You'll notice this version has a greatly reduced number of lines of code and works much better (the previous implementation was buggy, not that I'll imply that regular expressions fix bugs). A breakdown of the regex's perhap?

- Find the beginning of the next word

$regex = qr/^.{$pos}(.+?)(?<!$regex)$regex/;

This one matches the beginning of the next word after the cursor. It makes use of negative look-behinds. First it makes sure that we are $pos characters into the string. Then it makes a non-greedy grab for any characters past that. Then looks backwards until it finds the first (nearest the end of the last match) non $regex match. Once it finds that, it then looks for the first $regex match after that, and we've found our next word.
A visual example may help explain:

# The cursor is at position 12, so $pos = 12
# The line is "The quick brown fox jumps over the lazy dog."
# For this example, let's have $regex = qr/\w/;

The quick brown fox jumps over the lazy dog
           ^                         <-- the cursor position
---------->^                         <-- .{$pos}
            ---->^                   <-- (.+?) (nongreedy match)
               ^<-                   <-- (?<!$regex)
               -^                    <-- $regex

$1, grouped by the (.+?) here is 'own ', thus length($1) + $pos = (4 + 12) =16
We now position ourselves 16 characters in, landing us on the 'f' of
'fox'

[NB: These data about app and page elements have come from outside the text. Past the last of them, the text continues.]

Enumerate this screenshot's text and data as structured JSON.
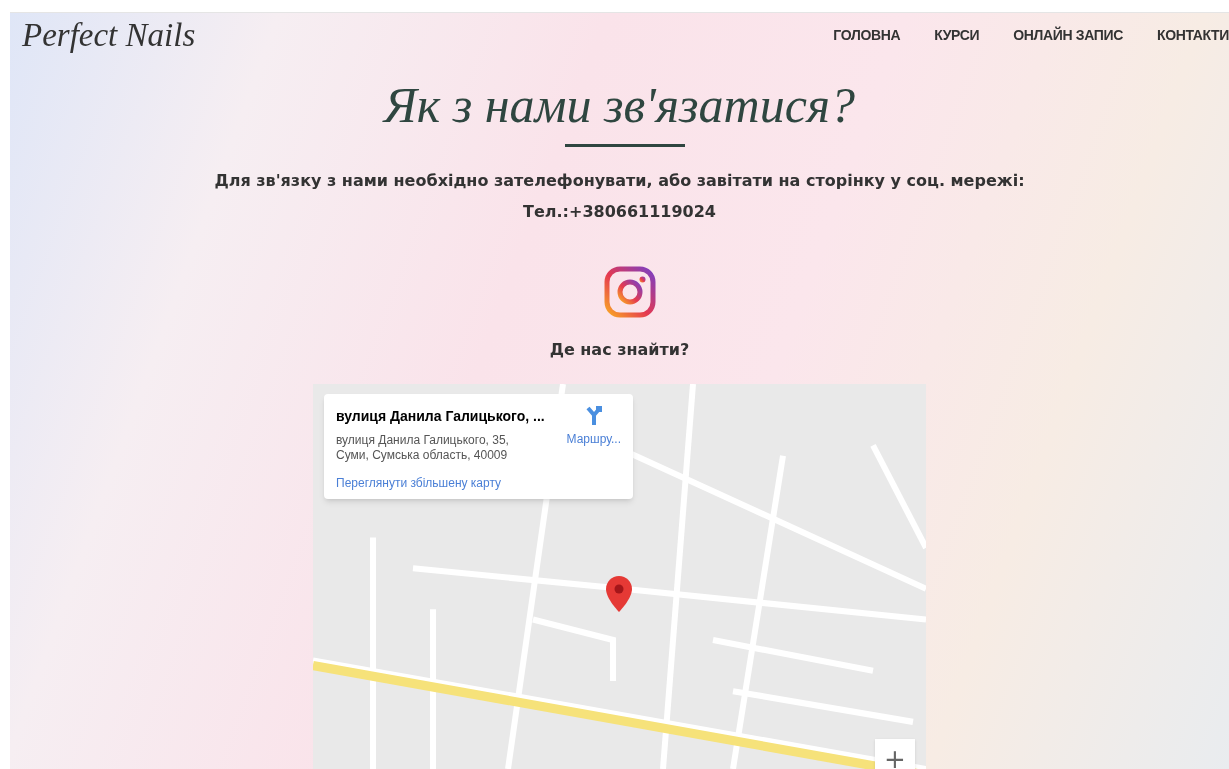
{
  "header": {
    "logo": "Perfect Nails",
    "nav": [
      {
        "label": "ГОЛОВНА"
      },
      {
        "label": "КУРСИ"
      },
      {
        "label": "ОНЛАЙН ЗАПИС"
      },
      {
        "label": "КОНТАКТИ"
      }
    ]
  },
  "title": "Як з нами зв'язатися?",
  "intro": "Для зв'язку з нами необхідно зателефонувати, або завітати на сторінку у соц. мережі:",
  "phone": "Тел.:+380661119024",
  "find_heading": "Де нас знайти?",
  "map": {
    "card": {
      "title": "вулиця Данила Галицького, ...",
      "address_line_1": "вулиця Данила Галицького, 35,",
      "address_line_2": "Суми, Сумська область, 40009",
      "directions": "Маршру...",
      "larger_map_link": "Переглянути збільшену карту"
    },
    "zoom_in": "+"
  }
}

- Find the beginning of the current word

$regex = qr/($regex+[^$regex]*)(?<=^.{$pos})/;

This one finds the beginning of words. It looks for one or more $regex matches followed by any number of nonmatches to $regex. It then uses a positive look-behind to ensure that there are atleast $pos characters before our current position in the match.
Again, a visual example (It is difficult to briefly show exactly what happens when you do this particular kind of match):

# The cursor is at position 14, so $pos = 14
# The line is "The quick brown fox jumps over the lazy dog."
# For this example, let's have $regex = qr/\w/;

The quick brown fox jumps over the lazy dog
              ^                      <-- the cursor position
----------......                     <-- ($regex+[^$regex]*), the '..... '
                                         indicates the $1 group
---------------                      <-- positive look-behind succeeds
                                         due to current match position
                                         being greater than $pos
                                         characters

- Find the end of the current word
$regex = qr/^.{$pos}(.+?)$regex(?:$notregex|$)/;
Let us go forth and search for the end of a word. This one is pretty straight forward and doesn't need much explanation. It looks for any characters past the cursor up to the first $regex match followed by the end of the line or [^$regex]. Perhaps yet another visual example?

# The cursor is at position 9, so $pos = 9
# The line is "The quick brown fox jumps over the lazy dog."
# For this example, let's have $regex = qr/\w/;

Cheese burgers are most tastey
        ^                         <-- cursor position
         ---|                     <-- (.+?) nongreedy match
             |                    <-- one $regex plz
              |                   <-- $notregex or EOL

There you have it. This article ended up being WAAAY longer than I intended, so I apologize :)